WORK REQUIRED: Type out each entry exactly as it appears, but keep every image out.

PROVIDED RECORDS:
======
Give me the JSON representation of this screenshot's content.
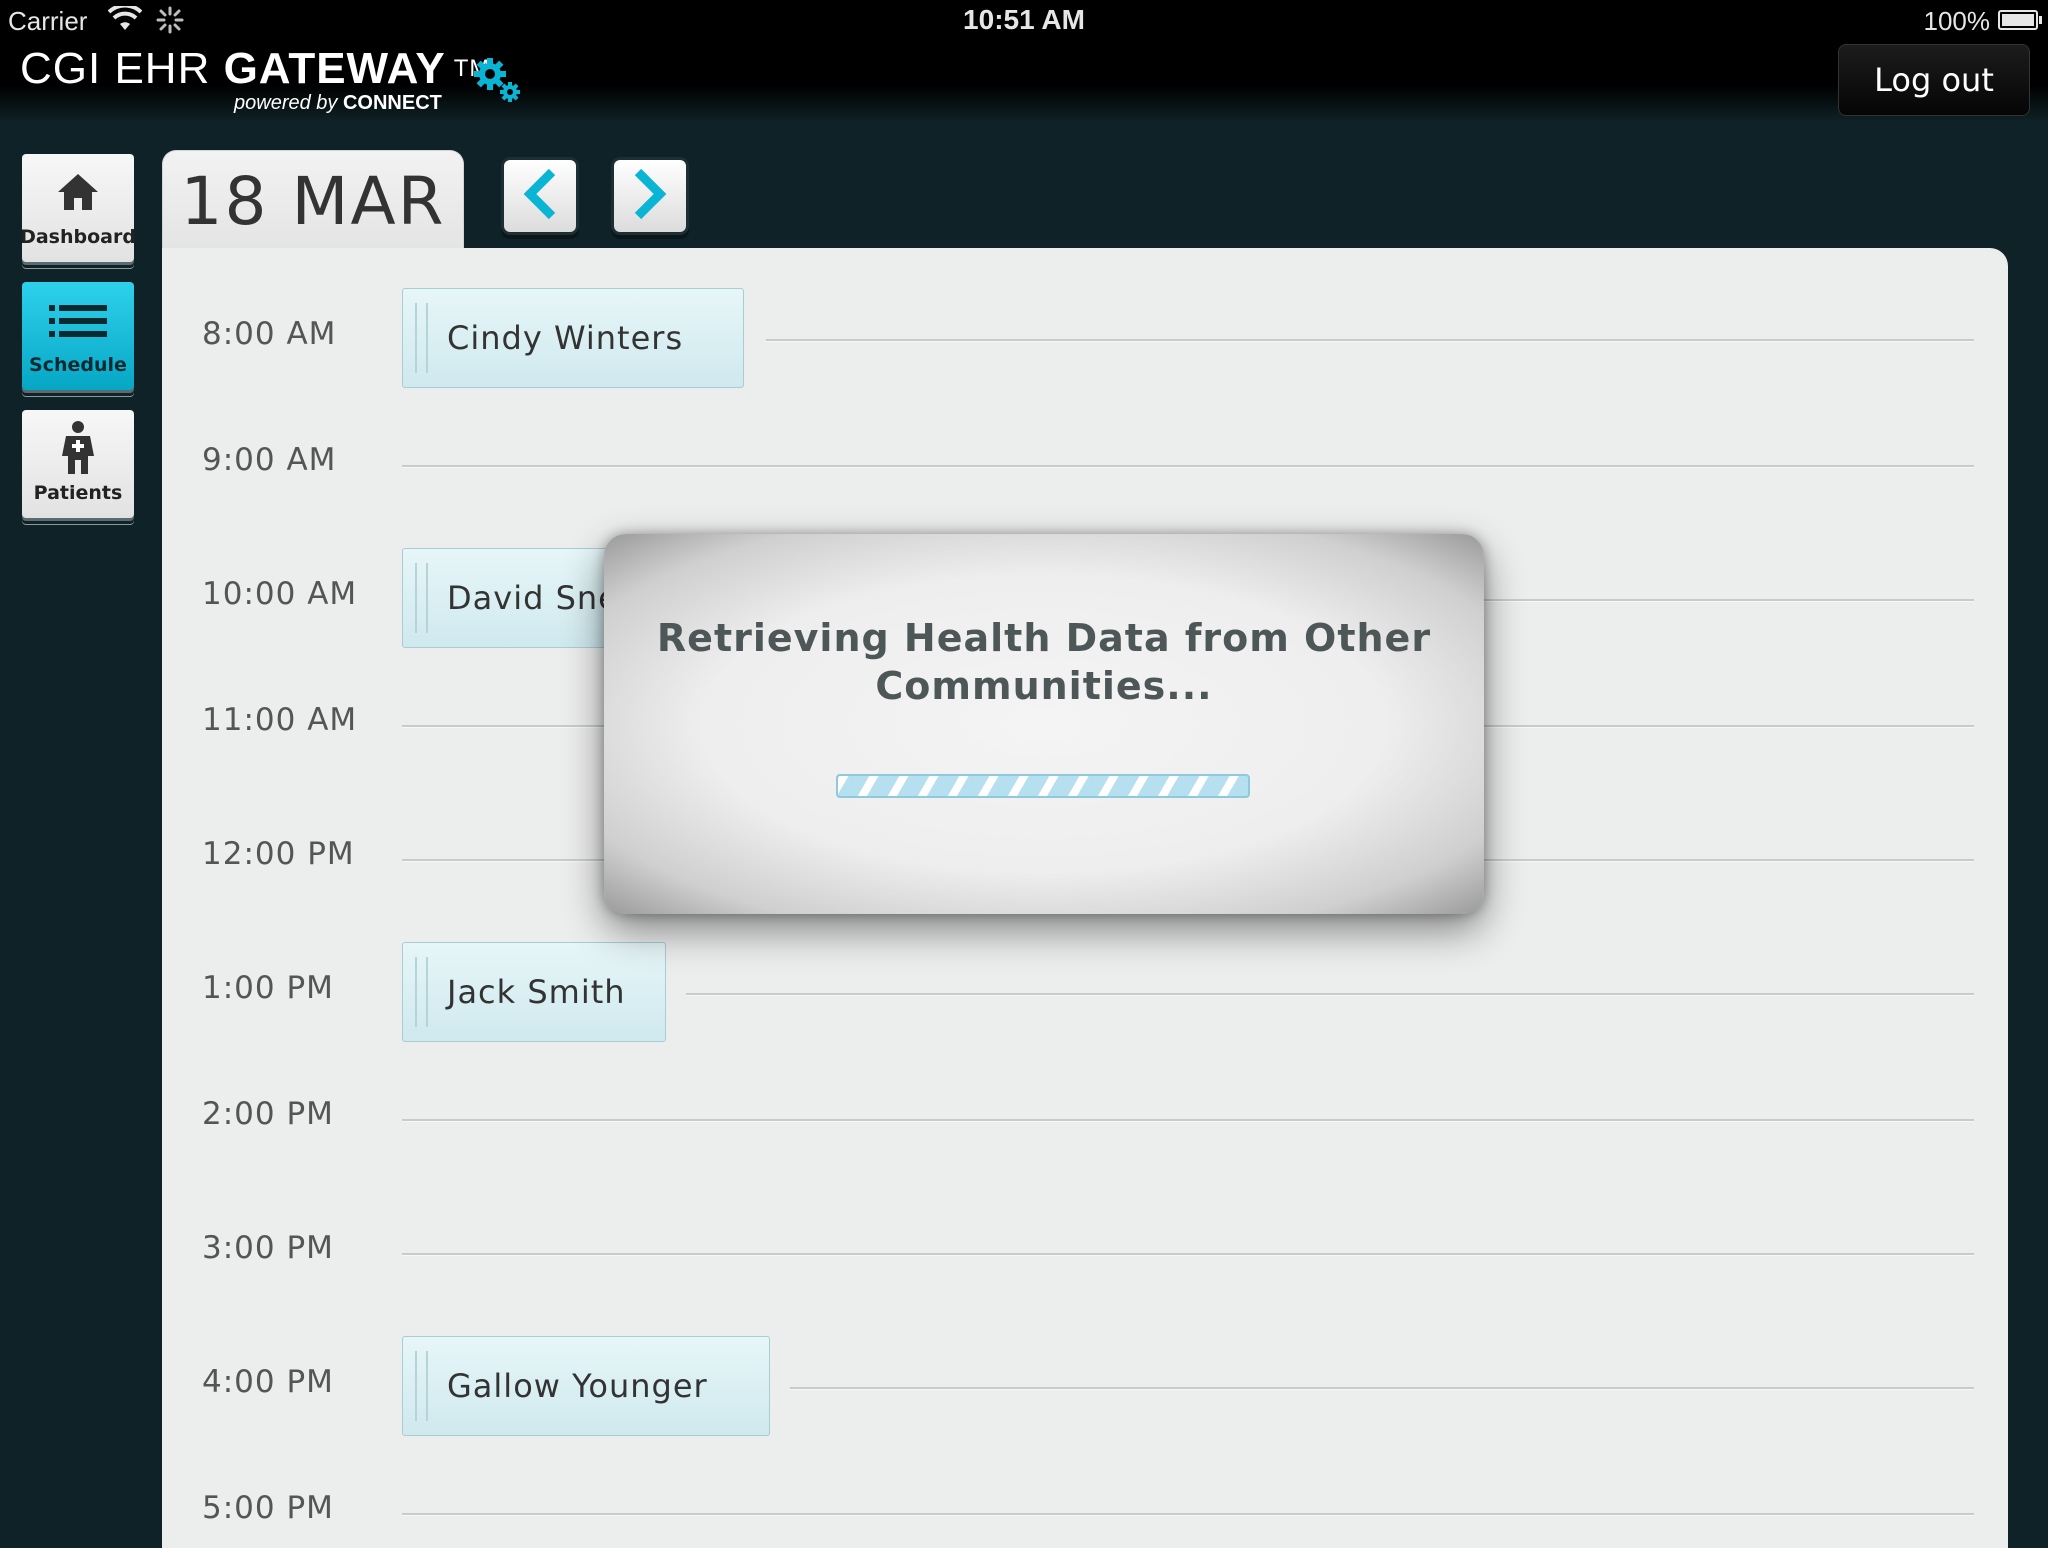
{
  "status_bar": {
    "carrier": "Carrier",
    "time": "10:51 AM",
    "battery": "100%"
  },
  "header": {
    "brand_light": "CGI EHR ",
    "brand_bold": "GATEWAY",
    "brand_tm": "TM",
    "powered_by": "powered by ",
    "powered_by_brand": "CONNECT",
    "logout_label": "Log out"
  },
  "nav": {
    "items": [
      {
        "label": "Dashboard",
        "icon": "home-icon"
      },
      {
        "label": "Schedule",
        "icon": "list-icon",
        "active": true
      },
      {
        "label": "Patients",
        "icon": "patient-icon"
      }
    ]
  },
  "date_header": {
    "date": "18 MAR"
  },
  "schedule": {
    "slots": [
      {
        "time": "8:00 AM",
        "patient": "Cindy Winters"
      },
      {
        "time": "9:00 AM",
        "patient": null
      },
      {
        "time": "10:00 AM",
        "patient": "David Sne"
      },
      {
        "time": "11:00 AM",
        "patient": null
      },
      {
        "time": "12:00 PM",
        "patient": null
      },
      {
        "time": "1:00 PM",
        "patient": "Jack Smith"
      },
      {
        "time": "2:00 PM",
        "patient": null
      },
      {
        "time": "3:00 PM",
        "patient": null
      },
      {
        "time": "4:00 PM",
        "patient": "Gallow Younger"
      },
      {
        "time": "5:00 PM",
        "patient": null
      }
    ]
  },
  "modal": {
    "message": "Retrieving Health Data from Other Communities..."
  },
  "colors": {
    "accent": "#0ab4d4",
    "background": "#0f2227",
    "panel": "#eceded"
  }
}
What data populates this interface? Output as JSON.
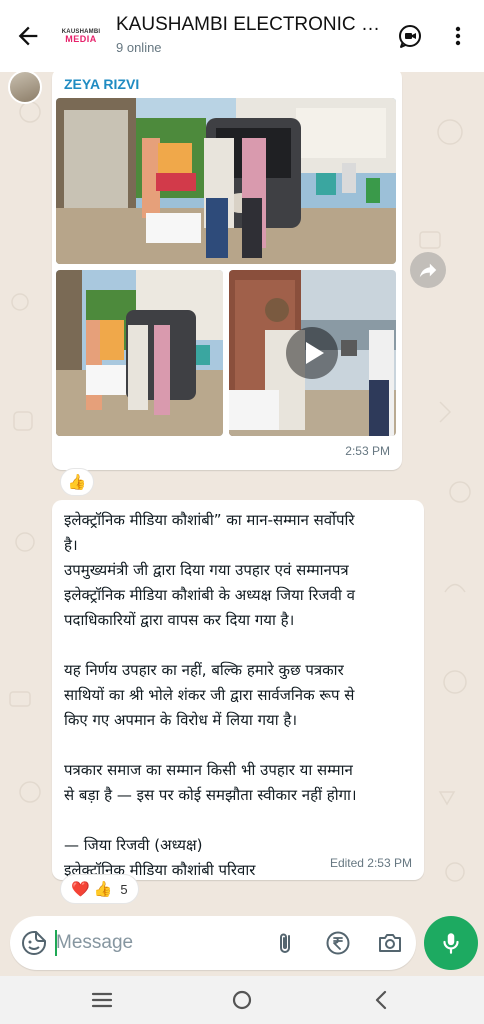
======
ANSWER SPACE:
Give me the JSON representation of this screenshot's content.
{
  "status_bar": {
    "carrier": "Carrier",
    "time": "10:51 AM",
    "battery": "100%"
  },
  "header": {
    "brand_light": "CGI EHR ",
    "brand_bold": "GATEWAY",
    "brand_tm": "TM",
    "powered_by": "powered by ",
    "powered_by_brand": "CONNECT",
    "logout_label": "Log out"
  },
  "nav": {
    "items": [
      {
        "label": "Dashboard",
        "icon": "home-icon"
      },
      {
        "label": "Schedule",
        "icon": "list-icon",
        "active": true
      },
      {
        "label": "Patients",
        "icon": "patient-icon"
      }
    ]
  },
  "date_header": {
    "date": "18 MAR"
  },
  "schedule": {
    "slots": [
      {
        "time": "8:00 AM",
        "patient": "Cindy Winters"
      },
      {
        "time": "9:00 AM",
        "patient": null
      },
      {
        "time": "10:00 AM",
        "patient": "David Sne"
      },
      {
        "time": "11:00 AM",
        "patient": null
      },
      {
        "time": "12:00 PM",
        "patient": null
      },
      {
        "time": "1:00 PM",
        "patient": "Jack Smith"
      },
      {
        "time": "2:00 PM",
        "patient": null
      },
      {
        "time": "3:00 PM",
        "patient": null
      },
      {
        "time": "4:00 PM",
        "patient": "Gallow Younger"
      },
      {
        "time": "5:00 PM",
        "patient": null
      }
    ]
  },
  "modal": {
    "message": "Retrieving Health Data from Other Communities..."
  },
  "colors": {
    "accent": "#0ab4d4",
    "background": "#0f2227",
    "panel": "#eceded"
  }
}
What data populates this interface? Output as JSON.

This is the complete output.